The hurt of the Lowe warde at single Rapier.

A Man may in like maner in this ward, as in others, deliuer a thrust, a right blowe, and a reuerse: but the true and principall effect of this warde, is to expect the enimie, aswell for that a man beareth him-selfe without warinesse, as also, because it is apt and readie to defende all blowes either high or lowe: For being in the middle, it is as easily somewhat lifted vp, as something borne downe: So that when one standeth in this warde, he may not (as for his aduantage) be the first that shall giue either the down-right blowe, or the reuerse: for both the one and the other (departing out of the straight lyne) are deadly, because they giue time to the enimie to enter nimbly with a thrust. The thrust therefore, may be only vsed when one meaneth to strike first, and it is practised either within, or with out, alwaies regarding in either of the waies, so to beare and place his arme, that he haue no neede (before he thrust) to drawe backe the same.
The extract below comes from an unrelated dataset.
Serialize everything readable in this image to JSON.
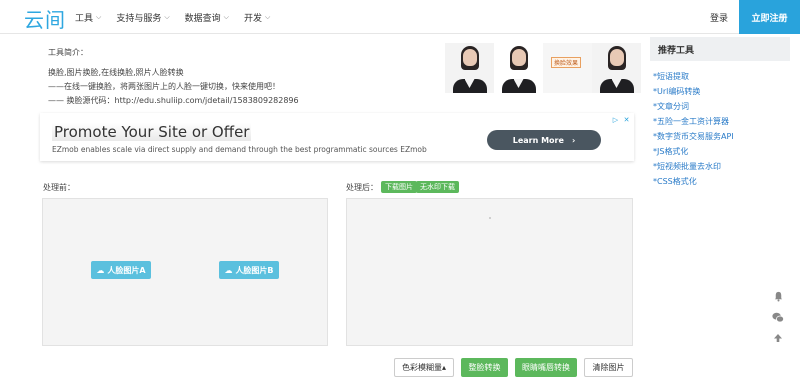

And if the enimie warde it, by the trauerse or crosse motion of his Rapier, as many vse to do, then he ought to encrease a straight pace and lift vp his sword hand, holding the point thereof downwards betwixt the enimies arme and his bodie, & with the encrease